Although people enter therapy for many reasons, I know that no one comes through my door without experiencing some form of suffering. The task we undertake together is to discover the nature and origins of that suffering. Clarifying and exploring the difficulties we face reveals what changes we need to make in our lives—for our own sake and for that of the people who matter to us.

It takes courage for us to recognize that our lives are out of balance. Often we first realize this—or take it seriously—because we experience symptoms of one kind or another:  physical illness, emotional distress, or blocks in our creativity, work or relationships. Since powerful and complicated feelings and reactions may arise in the process of therapy, the relationship between the two people involved has to provide a sense of trust that allows for such experiences. The usefulness of psychotherapy depends as much on the nature of this relationship as it does on the training and theoretical approach of the therapist.

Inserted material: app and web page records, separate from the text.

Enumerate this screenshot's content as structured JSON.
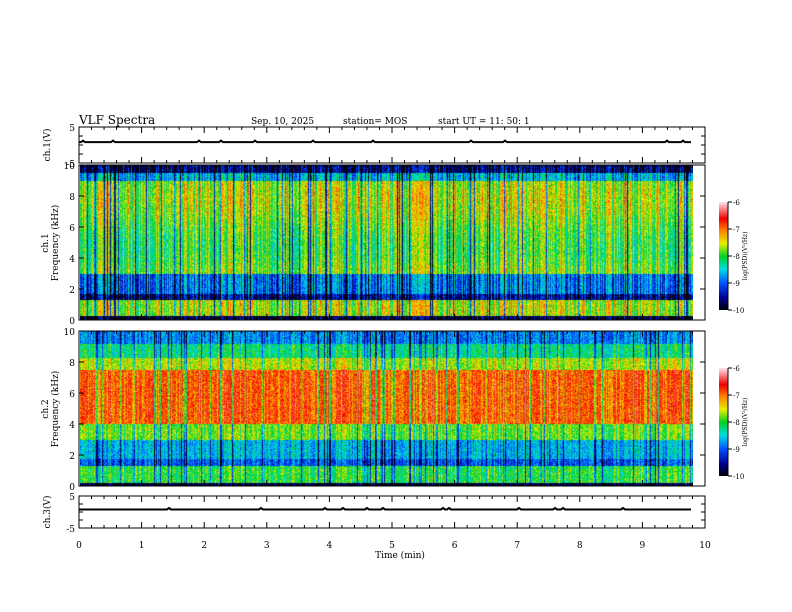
{
  "header": {
    "title": "VLF Spectra",
    "date": "Sep. 10, 2025",
    "station": "station= MOS",
    "start": "start  UT =   11: 50: 1"
  },
  "chart_data": [
    {
      "type": "line",
      "ylabel": "ch.1(V)",
      "ylim": [
        -5,
        5
      ],
      "yticks": [
        "5",
        "-5"
      ],
      "description_of_values": "near-constant trace slightly above 0"
    },
    {
      "type": "heatmap",
      "ylabel": "ch.1\nFrequency (kHz)",
      "ylabel_lines": [
        "ch.1",
        "Frequency (kHz)"
      ],
      "ylim": [
        0,
        10
      ],
      "yticks": [
        "0",
        "2",
        "4",
        "6",
        "8",
        "10"
      ],
      "x_data_end_min": 9.8,
      "colorbar": {
        "label": "log(PSD)(V²/Hz)",
        "range": [
          -10,
          -6
        ],
        "ticks": [
          "-6",
          "-7",
          "-8",
          "-9",
          "-10"
        ]
      }
    },
    {
      "type": "heatmap",
      "ylabel_lines": [
        "ch.2",
        "Frequency (kHz)"
      ],
      "ylim": [
        0,
        10
      ],
      "yticks": [
        "0",
        "2",
        "4",
        "6",
        "8",
        "10"
      ],
      "x_data_end_min": 9.8,
      "colorbar": {
        "label": "log(PSD)(V²/Hz)",
        "range": [
          -10,
          -6
        ],
        "ticks": [
          "-6",
          "-7",
          "-8",
          "-9",
          "-10"
        ]
      }
    },
    {
      "type": "line",
      "ylabel": "ch.3(V)",
      "ylim": [
        -5,
        5
      ],
      "yticks": [
        "5",
        "-5"
      ]
    }
  ],
  "xaxis": {
    "label": "Time  (min)",
    "range": [
      0,
      10
    ],
    "ticks": [
      "0",
      "1",
      "2",
      "3",
      "4",
      "5",
      "6",
      "7",
      "8",
      "9",
      "10"
    ]
  },
  "colors": {
    "low": "#000000",
    "high": "#ffe0e8"
  }
}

For these reasons, I find that developing an adequate sense of trust is a fundamental aspect of any therapy, whether we are talking about it directly or not. Navigating even the practical details gives us opportunities to identify and build the kind of security that is necessary to discover and explore what we need on deeper levels. When this sense of trust is present, it makes room for curiosity about experimenting with new possibilities, an attitude that is central to psychological change.

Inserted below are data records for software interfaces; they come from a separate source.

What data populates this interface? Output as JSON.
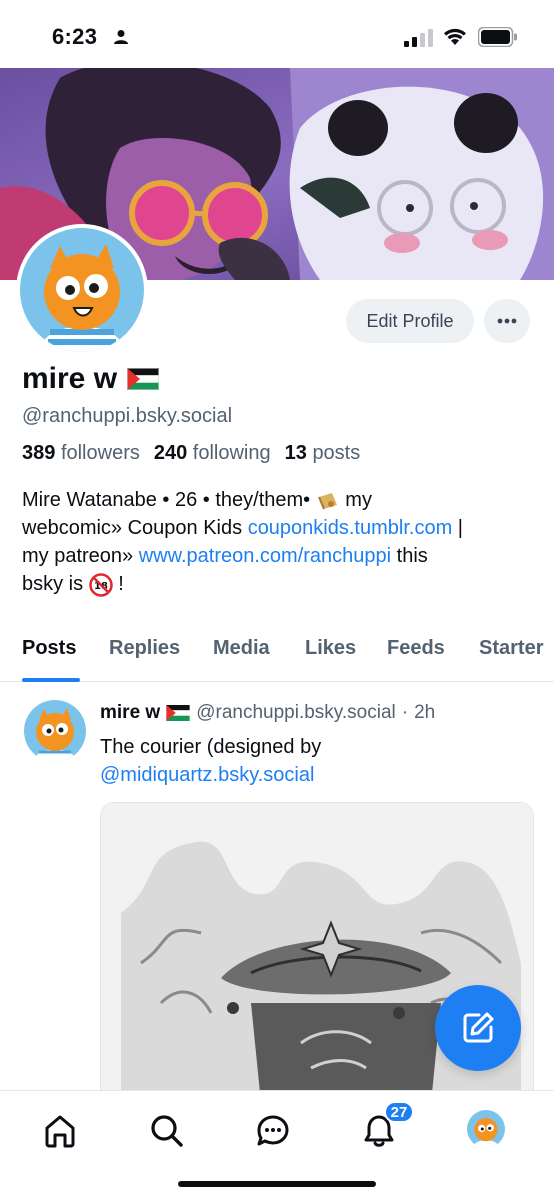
{
  "status_bar": {
    "time": "6:23"
  },
  "profile": {
    "display_name": "mire w",
    "handle": "@ranchuppi.bsky.social",
    "edit_profile_label": "Edit Profile",
    "followers_count": "389",
    "followers_label": "followers",
    "following_count": "240",
    "following_label": "following",
    "posts_count": "13",
    "posts_label": "posts",
    "bio": {
      "line1": "Mire Watanabe • 26 • they/them• ",
      "line1_after": " my",
      "line2_pre": "webcomic» Coupon Kids ",
      "link1": "couponkids.tumblr.com",
      "line2_post": " |",
      "line3_pre": "my patreon» ",
      "link2": "www.patreon.com/ranchuppi",
      "line3_post": " this",
      "line4_pre": "bsky is ",
      "line4_post": " !"
    }
  },
  "tabs": [
    {
      "label": "Posts",
      "active": true
    },
    {
      "label": "Replies"
    },
    {
      "label": "Media"
    },
    {
      "label": "Likes"
    },
    {
      "label": "Feeds"
    },
    {
      "label": "Starter"
    }
  ],
  "post": {
    "author": "mire w",
    "handle": "@ranchuppi.bsky.social",
    "separator": "·",
    "time": "2h",
    "text_line1": "The courier (designed by",
    "mention": "@midiquartz.bsky.social"
  },
  "bottom_nav": {
    "notifications_badge": "27"
  },
  "icons": {
    "home": "home-icon",
    "search": "search-icon",
    "chat": "chat-icon",
    "notifications": "bell-icon",
    "compose": "compose-icon"
  },
  "colors": {
    "accent": "#1d7ff2",
    "muted_text": "#536271"
  }
}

Because no two people are the same, what each person needs to discover in therapy is different, and the nature of the process is particular to each situation. How much development or healing occurs depends on the honesty, creativity and perseverance of the therapist and the client. When both people bring these qualities to the process of therapy, both the demands and the rewards can be great.